SUZUKA • McLaren boss Ron Dennis yesterday confirmed that Fernando Alonso and Jenson Button will stay with the team next season after both drivers had raised doubts about their Formula One futures.
Asked in the Suzuka paddock whether the frustrated former world champions would be staying, he replied: "Yes, what more do you want?"
"Jenson has a two-year contract," he told reporters, adding that it would remain unchanged and Button, who has hinted he could retire at the end of the season, was happy with the arrangement.
"I should have taken away any doubt about our commitment to him earlier than I did," continued Dennis, who said he told the 2009 champion on Thursday.
Button, 35, appeared to suggest after the Singapore Grand Prix eight days ago that he had made up his mind about his future and that he would be leaving the sport.
The U-turn, reported The Telegraph, comes after Dennis agreed to give him the full pay rise due in his current terms - from £8 million (S$17.3 million) a year to £12 million.
As for Alonso, the Spaniard had assured reporters on Saturday he would be at McLaren next year. That, however, did not prevent him from venting all his frustration with the underperforming engine at Honda's home circuit.
In a very public humiliation for Honda and with the car giant's top bosses attending the Japanese Grand Prix, Alonso said over the team radio: "I'm being passed down the straights like a GP2 (car). This is embarrassing, very embarrassing."
Later, after being passed by Max Verstappen's Toro Rosso, the double champion made another reference to F1's less powerful feeder series: "GP2 engine, GP2."
Still, he laboured to 11th place - an impressive result in the circumstances. Dennis, whose once-dominant team are ninth out of 10 in the standings and enduring their worst season with just 17 points, said he understood the Spaniard's frustration but could not condone the outburst. "It does not show the professionalism that I would like all of our drivers to show," he said.

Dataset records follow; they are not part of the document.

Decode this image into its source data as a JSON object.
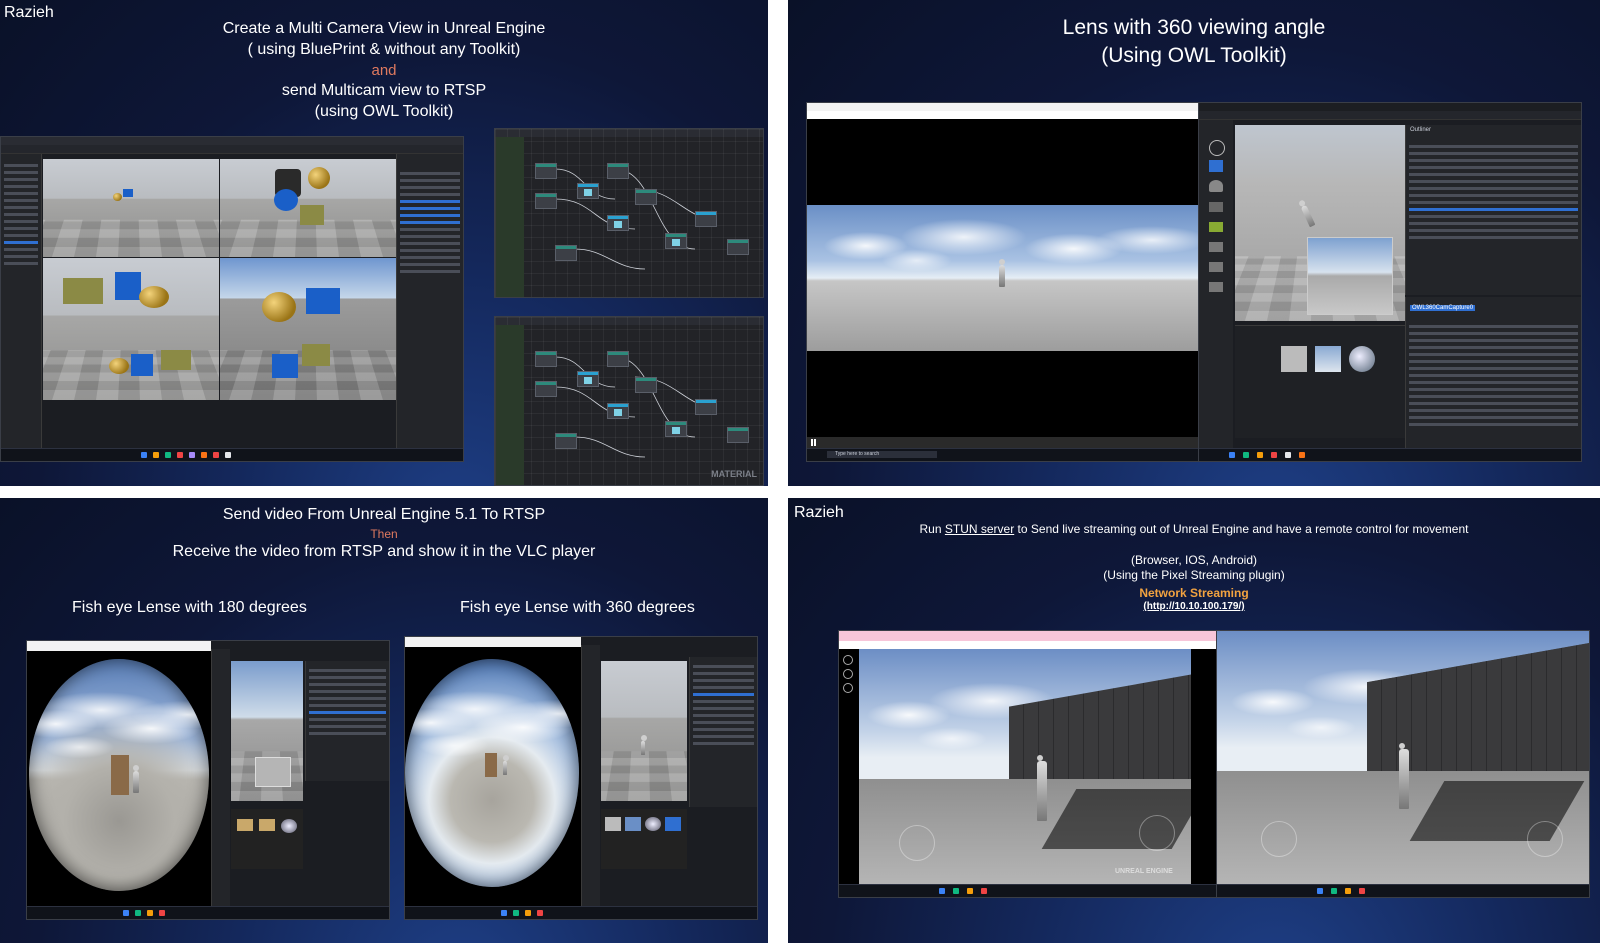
{
  "panels": {
    "multicam": {
      "author": "Razieh",
      "title_line1": "Create a  Multi Camera  View in Unreal Engine",
      "title_line2": "( using BluePrint & without any Toolkit)",
      "connector": "and",
      "title_line3": "send Multicam view to RTSP",
      "title_line4": "(using OWL Toolkit)",
      "graph_watermark": "MATERIAL"
    },
    "lens360": {
      "title_line1": "Lens with 360 viewing angle",
      "title_line2": "(Using OWL Toolkit)",
      "search_placeholder": "Type here to search",
      "outliner_label": "Outliner",
      "selected_item": "OWL360CamCapture0"
    },
    "rtsp": {
      "title_line1": "Send video From Unreal Engine 5.1 To RTSP",
      "connector": "Then",
      "title_line2": "Receive the video from RTSP and show it in the VLC player",
      "caption_180": "Fish eye Lense with 180 degrees",
      "caption_360": "Fish eye Lense with 360 degrees"
    },
    "streaming": {
      "author": "Razieh",
      "line1_prefix": "Run ",
      "line1_link": "STUN server",
      "line1_suffix": " to Send live streaming out of Unreal Engine and have a remote control for movement",
      "line2": "(Browser, IOS, Android)",
      "line3": "(Using the Pixel Streaming plugin)",
      "highlight": "Network Streaming",
      "url": "(http://10.10.100.179/)",
      "engine_watermark": "UNREAL ENGINE"
    }
  },
  "colors": {
    "accent": "#e07a5f",
    "highlight": "#f2a340",
    "selection": "#2f6fd1",
    "panel_bg": "#0e1738"
  }
}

"Am I going to go ballistic?
"No. I will handle it in my own way and my way is not in public."
Button, who finished 16th, had described trying to fend off other cars during the race as being like a "samurai without his shield or sword". REUTERS